Foods That Help Relieve Period Pain, Naturally
Period pain can make an uncomfortable time of the month even worse, but there are some foods that might lessen the pain just enough to get you through.
Period pain is no laughing matter. It makes an already uncomfortable situation just that much worse. We don’t need to go into too many of the gory details as to why it sucks, though. Those reading this article are well aware of their own monthly situations. There are many tried and tested remedies that effectively lessen the discomfort: hot water bottles, heating pads, over-the-counter medication, etc. But did you know that some foods can help with period pain? Keep reading to find out which.
What foods help with period pain?
As with any natural remedies, the foods presented here are not meant to be a replacement for actual medical care during your menstrual cycle. If your period pain worsens, continues unabated, or if other symptoms develop, please consult your doctor.
Drink some water.
In addition to being painful, your period could also make you feel bloated. Believe it or not, a big glass of water might actually help to quell that overfull feeling. According to Healthline, drinking water can actually minimize the effects of water retention. Warm water also helps to minimize cramps, so a cup of soothing chamomile or Earl Grey tea might just do the trick.
Eat anti-inflammatory foods.
The throbbing pain associated with menstrual cramps sometimes comes from inflammation. This is why some doctors prescribe non-steroidal anti-inflammatory drugs (NSAIDs) like diclofenac, ibuprofen, and naproxen. However, you don’t need to resort to drugs to quell that swell. Instead, click here for a list of foods that decrease inflammation naturally,
Research has shown that both vegetarian and vegan eating patterns work to decrease inflammation in the body, so those already eating a purely plant-based diet might be less likely to feel the sting of period pain than those who eat meat.
Eat less meat.
Speaking of meat, research indicates that animal products and some oils might increase the levels of estrogen in the body. The more estrogen-based foods you eat, the more likely your uterine lining will be to thicken. Why is this bad? Well, when the uterine walls break down during your menstrual cycle, these increased estrogen levels could translate to more inflammation, more blood, and more pain.
Seek out herbal remedies.

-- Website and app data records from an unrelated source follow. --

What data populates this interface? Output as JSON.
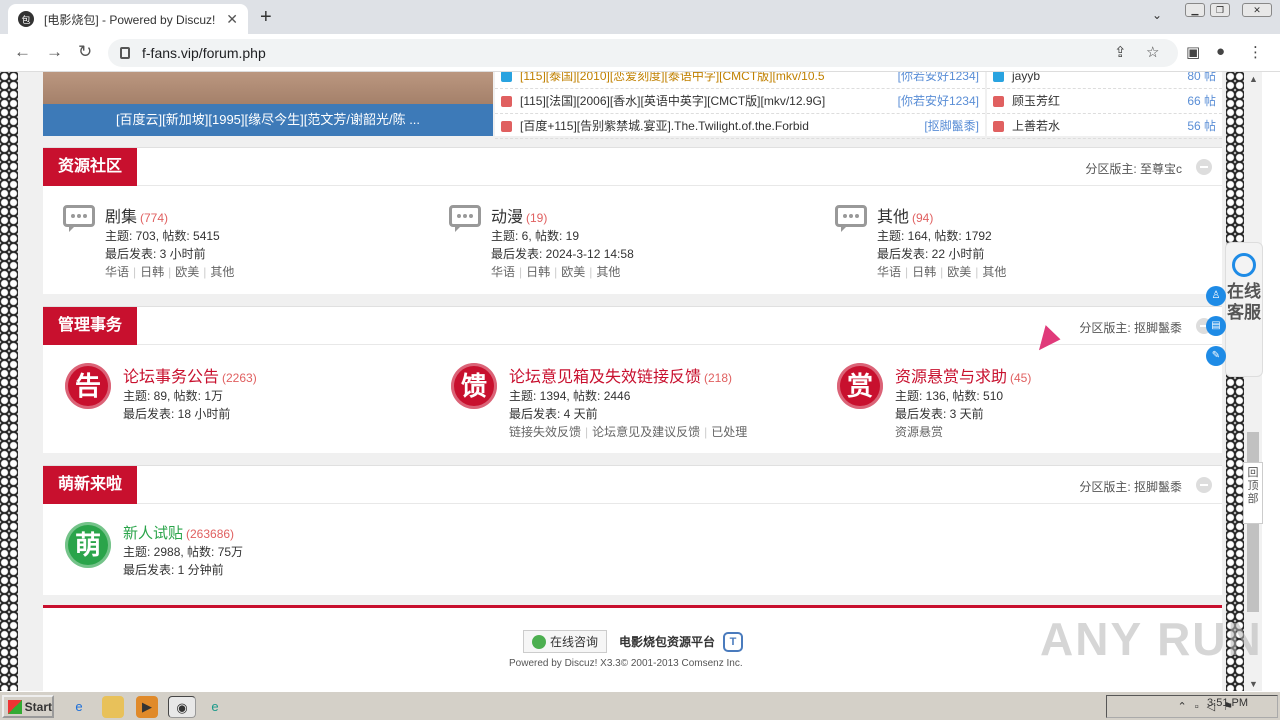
{
  "browser": {
    "tab_title": "[电影烧包] - Powered by Discuz!",
    "url": "f-fans.vip/forum.php"
  },
  "top": {
    "image_caption": "[百度云][新加坡][1995][缘尽今生][范文芳/谢韶光/陈 ...",
    "threads": [
      {
        "title": "[115][泰国][2010][恋爱刻度][泰语中字][CMCT版][mkv/10.5",
        "author": "[你若安好1234]",
        "icon_color": "#29a3e0"
      },
      {
        "title": "[115][法国][2006][香水][英语中英字][CMCT版][mkv/12.9G]",
        "author": "[你若安好1234]",
        "icon_color": "#e06060"
      },
      {
        "title": "[百度+115][告别紫禁城.宴亚].The.Twilight.of.the.Forbid",
        "author": "[抠脚鬣黍]",
        "icon_color": "#e06060"
      }
    ],
    "ranking": [
      {
        "name": "jayyb",
        "count": "80 帖",
        "icon_color": "#29a3e0"
      },
      {
        "name": "顾玉芳红",
        "count": "66 帖",
        "icon_color": "#e06060"
      },
      {
        "name": "上善若水",
        "count": "56 帖",
        "icon_color": "#e06060"
      }
    ]
  },
  "sections": [
    {
      "title": "资源社区",
      "moderator": "分区版主: 至尊宝c",
      "forums": [
        {
          "name": "剧集",
          "count": "(774)",
          "stats": "主题: 703, 帖数: 5415",
          "last": "最后发表: 3 小时前",
          "subs": [
            "华语",
            "日韩",
            "欧美",
            "其他"
          ]
        },
        {
          "name": "动漫",
          "count": "(19)",
          "stats": "主题: 6, 帖数: 19",
          "last": "最后发表: 2024-3-12 14:58",
          "subs": [
            "华语",
            "日韩",
            "欧美",
            "其他"
          ]
        },
        {
          "name": "其他",
          "count": "(94)",
          "stats": "主题: 164, 帖数: 1792",
          "last": "最后发表: 22 小时前",
          "subs": [
            "华语",
            "日韩",
            "欧美",
            "其他"
          ]
        }
      ]
    },
    {
      "title": "管理事务",
      "moderator": "分区版主: 抠脚鬣黍",
      "forums": [
        {
          "badge": "告",
          "badge_color": "#c8102e",
          "name": "论坛事务公告",
          "count": "(2263)",
          "stats": "主题: 89, 帖数: 1万",
          "last": "最后发表: 18 小时前",
          "subs": []
        },
        {
          "badge": "馈",
          "badge_color": "#c8102e",
          "name": "论坛意见箱及失效链接反馈",
          "count": "(218)",
          "stats": "主题: 1394, 帖数: 2446",
          "last": "最后发表: 4 天前",
          "subs": [
            "链接失效反馈",
            "论坛意见及建议反馈",
            "已处理"
          ]
        },
        {
          "badge": "赏",
          "badge_color": "#c8102e",
          "name": "资源悬赏与求助",
          "count": "(45)",
          "stats": "主题: 136, 帖数: 510",
          "last": "最后发表: 3 天前",
          "subs": [
            "资源悬赏"
          ]
        }
      ]
    },
    {
      "title": "萌新来啦",
      "moderator": "分区版主: 抠脚鬣黍",
      "forums": [
        {
          "badge": "萌",
          "badge_color": "#2aa44a",
          "name": "新人试贴",
          "count": "(263686)",
          "stats": "主题: 2988, 帖数: 75万",
          "last": "最后发表: 1 分钟前",
          "subs": []
        }
      ]
    }
  ],
  "footer": {
    "consult": "在线咨询",
    "platform": "电影烧包资源平台",
    "powered": "Powered by Discuz! X3.3© 2001-2013 Comsenz Inc."
  },
  "float": {
    "service": "在线客服",
    "totop": "回顶部"
  },
  "watermark": "ANY RUN",
  "taskbar": {
    "start": "Start",
    "clock": "3:51 PM"
  }
}
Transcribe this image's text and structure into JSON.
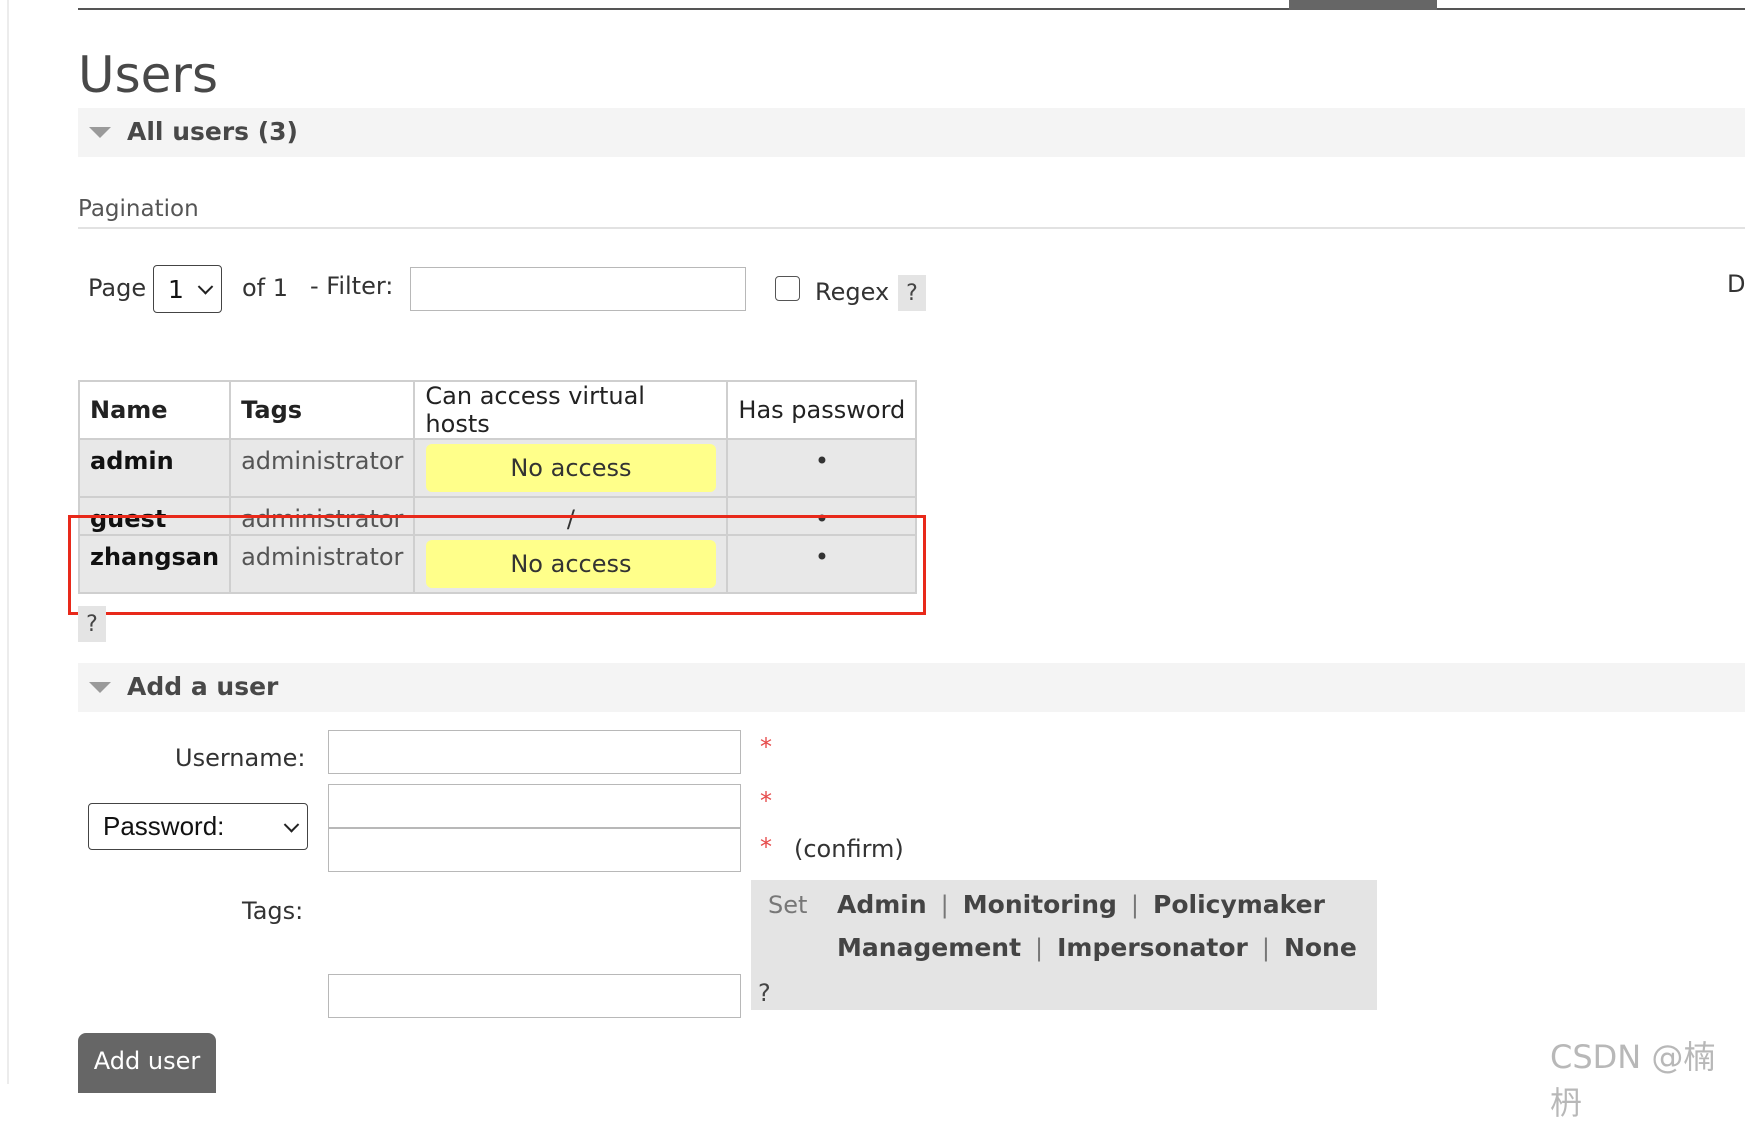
{
  "page": {
    "title": "Users"
  },
  "all_users_section": {
    "title": "All users (3)"
  },
  "pagination": {
    "label": "Pagination",
    "page_label": "Page",
    "page_value": "1",
    "of_label": "of 1",
    "filter_label": "- Filter:",
    "filter_value": "",
    "regex_label": "Regex",
    "regex_checked": false,
    "help": "?",
    "cut_text": "D"
  },
  "users_table": {
    "headers": [
      "Name",
      "Tags",
      "Can access virtual hosts",
      "Has password"
    ],
    "rows": [
      {
        "name": "admin",
        "tags": "administrator",
        "vhosts": "No access",
        "has_password": "•"
      },
      {
        "name": "guest",
        "tags": "administrator",
        "vhosts": "/",
        "has_password": "•"
      },
      {
        "name": "zhangsan",
        "tags": "administrator",
        "vhosts": "No access",
        "has_password": "•"
      }
    ],
    "help": "?"
  },
  "add_user_section": {
    "title": "Add a user",
    "username_label": "Username:",
    "password_select": "Password:",
    "required_mark": "*",
    "confirm_label": "(confirm)",
    "tags_label": "Tags:",
    "set_label": "Set",
    "tag_options": [
      "Admin",
      "Monitoring",
      "Policymaker",
      "Management",
      "Impersonator",
      "None"
    ],
    "separator": "|",
    "tags_help": "?",
    "submit_label": "Add user"
  },
  "watermark": "CSDN @楠枬",
  "colors": {
    "highlight_border": "#e8291a",
    "no_access_bg": "#ffff8a",
    "button_bg": "#666666"
  }
}
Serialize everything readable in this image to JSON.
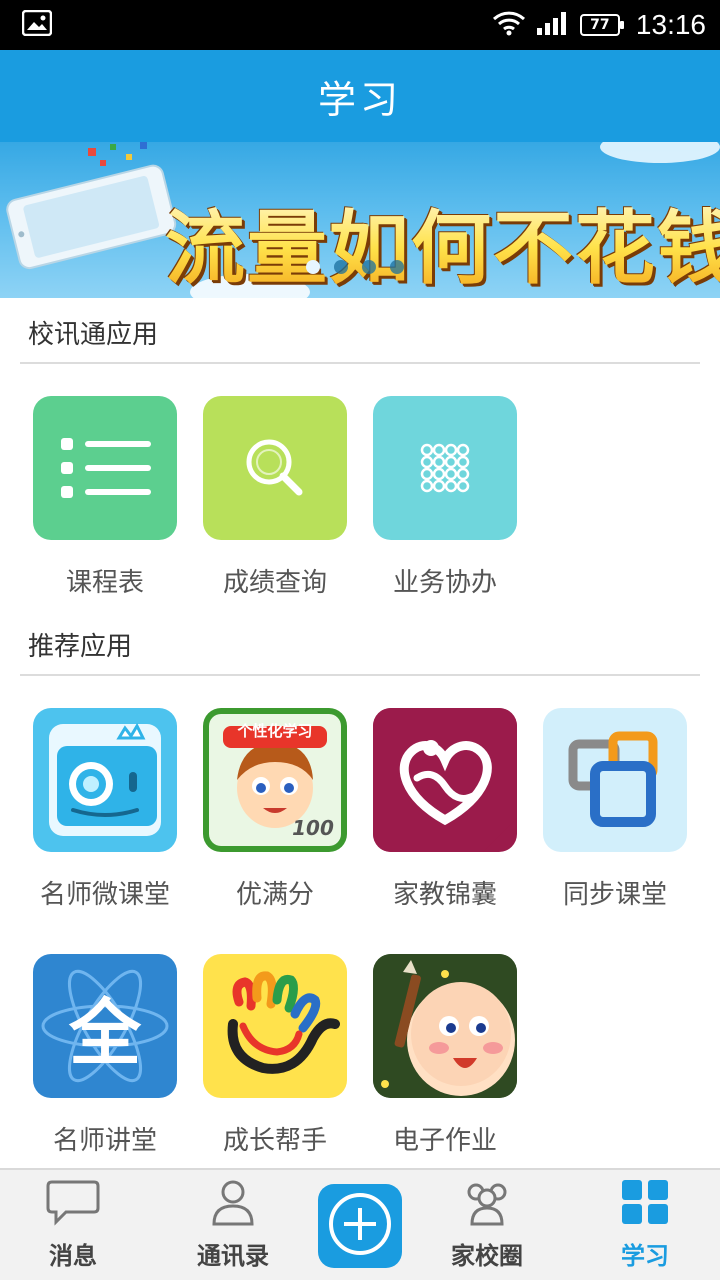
{
  "status_bar": {
    "time": "13:16",
    "battery": "77"
  },
  "title": "学习",
  "banner": {
    "text": "流量如何不花钱",
    "dot_count": 4,
    "active_dot": 0
  },
  "sections": [
    {
      "title": "校讯通应用",
      "apps": [
        {
          "label": "课程表",
          "icon": "list-icon",
          "color": "#5ccf8f"
        },
        {
          "label": "成绩查询",
          "icon": "magnifier-icon",
          "color": "#b8e05a"
        },
        {
          "label": "业务协办",
          "icon": "grid-dots-icon",
          "color": "#6fd6dc"
        }
      ]
    },
    {
      "title": "推荐应用",
      "apps": [
        {
          "label": "名师微课堂",
          "icon": "camera-mascot-icon",
          "color": "#4dc3ee"
        },
        {
          "label": "优满分",
          "icon": "boy-cartoon-icon",
          "color": "#3c9a2f",
          "badge_text": "个性化学习",
          "badge_number": "100"
        },
        {
          "label": "家教锦囊",
          "icon": "heart-logo-icon",
          "color": "#9b1b4b"
        },
        {
          "label": "同步课堂",
          "icon": "overlapping-squares-icon",
          "color": "#d2effb"
        },
        {
          "label": "名师讲堂",
          "icon": "quan-logo-icon",
          "color": "#2f86d0",
          "badge_text": "全"
        },
        {
          "label": "成长帮手",
          "icon": "colorful-hand-icon",
          "color": "#ffe24c"
        },
        {
          "label": "电子作业",
          "icon": "baby-pencil-icon",
          "color": "#3a5a2a"
        }
      ]
    }
  ],
  "tabs": [
    {
      "label": "消息",
      "icon": "chat-bubble-icon"
    },
    {
      "label": "通讯录",
      "icon": "contact-person-icon"
    },
    {
      "label": "",
      "icon": "plus-circle-icon"
    },
    {
      "label": "家校圈",
      "icon": "group-people-icon"
    },
    {
      "label": "学习",
      "icon": "four-squares-icon",
      "active": true
    }
  ],
  "colors": {
    "accent": "#1a9ce0",
    "status_bar": "#000000"
  }
}
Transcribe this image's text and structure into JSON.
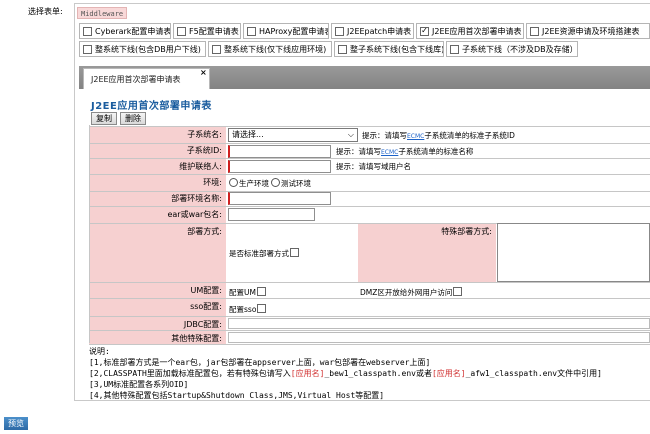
{
  "select_label": "选择表单:",
  "tag_label": "Middleware",
  "form_options": [
    {
      "label": "Cyberark配置申请表",
      "checked": false
    },
    {
      "label": "F5配置申请表",
      "checked": false
    },
    {
      "label": "HAProxy配置申请表",
      "checked": false
    },
    {
      "label": "J2EEpatch申请表",
      "checked": false
    },
    {
      "label": "J2EE应用首次部署申请表",
      "checked": true,
      "mark": "✓"
    },
    {
      "label": "J2EE资源申请及环境搭建表",
      "checked": false
    },
    {
      "label": "整系统下线(包含DB用户下线)",
      "checked": false
    },
    {
      "label": "整系统下线(仅下线应用环境)",
      "checked": false
    },
    {
      "label": "整子系统下线(包含下线库)",
      "checked": false
    },
    {
      "label": "子系统下线（不涉及DB及存储）",
      "checked": false
    }
  ],
  "tab": {
    "label": "J2EE应用首次部署申请表",
    "close": "×"
  },
  "form_title": "J2EE应用首次部署申请表",
  "buttons": {
    "copy": "复制",
    "delete": "删除"
  },
  "fields": {
    "subsystem_name": {
      "label": "子系统名:",
      "value": "请选择...",
      "hint": "提示：请填写",
      "hint_link": "ECMC",
      "hint_rest": "子系统清单的标准子系统ID"
    },
    "subsystem_id": {
      "label": "子系统ID:",
      "hint": "提示：请填写",
      "hint_link": "ECMC",
      "hint_rest": "子系统清单的标准名称"
    },
    "maintainer": {
      "label": "维护联络人:",
      "hint": "提示：请填写域用户名"
    },
    "environment": {
      "label": "环境:",
      "opt1": "生产环境",
      "opt2": "测试环境"
    },
    "deploy_env_name": {
      "label": "部署环境名称:"
    },
    "package_name": {
      "label": "ear或war包名:"
    },
    "deploy_method": {
      "label": "部署方式:",
      "standard": "是否标准部署方式",
      "special": "特殊部署方式:"
    },
    "um_config": {
      "label": "UM配置:",
      "check": "配置UM",
      "dmz": "DMZ区开放给外网用户访问"
    },
    "sso_config": {
      "label": "sso配置:",
      "check": "配置sso"
    },
    "jdbc_config": {
      "label": "JDBC配置:"
    },
    "other_config": {
      "label": "其他特殊配置:"
    }
  },
  "notes": {
    "title": "说明:",
    "line1": "[1,标准部署方式是一个ear包，jar包部署在appserver上面，war包部署在webserver上面]",
    "line2_a": "[2,CLASSPATH里面加载标准配置包，若有特殊包请写入",
    "line2_red1": "[应用名]",
    "line2_b": "_bew1_classpath.env或者",
    "line2_red2": "[应用名]",
    "line2_c": "_afw1_classpath.env文件中引用]",
    "line3": "[3,UM标准配置各系列OID]",
    "line4": "[4,其他特殊配置包括Startup&Shutdown Class,JMS,Virtual Host等配置]"
  },
  "preview_label": "预览"
}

There are several delicious herbs out there that can be eaten to minimize inflammation. Cinnamon, ginger, garlic, chili peppers, and rosemary are just a few, but the most effective of the bunch seems to be turmeric. Turmeric contains a compound called curcumin, a natural anti-inflammatory. According to ScienceDirect, a 2015 study found that curcumin may help lessen the symptoms of premenstrual syndrome (PMS).
Reach for bananas, pineapples, and kiwi.
Most fruit contains a decent array of vitamins and minerals that are good for your health, but three fruits, in particular, have shown to offer some relief from period pain. Bananas are a good source of vitamin B6 and potassium, which, according to Dr. Lisa DeFazio R.D. and Redbook, could help relieve both bloating and cramping.
The same could be said of pineapples and kiwi, which are high in the enzymes bromelain and actinidin, respectively. These enzymes are good at aiding digestion and fighting infection. According to the Oscar Kiwi website, the fuzzy green fruits are even good for dealing with constipation — if that symptom also happens to be one you experience during your period.
Avoid certain foods.
You could probably consider some of the following foods “comfort foods,” but that doesn’t mean you should automatically reach for them when your period has got you down. Alcohol, fatty foods, salty foods, carbonated beverages, and caffeine may be delicious, but they can all contribute to water retention. Reducing your intake of these foods should prevent your existing cramps and bloat from getting any worse.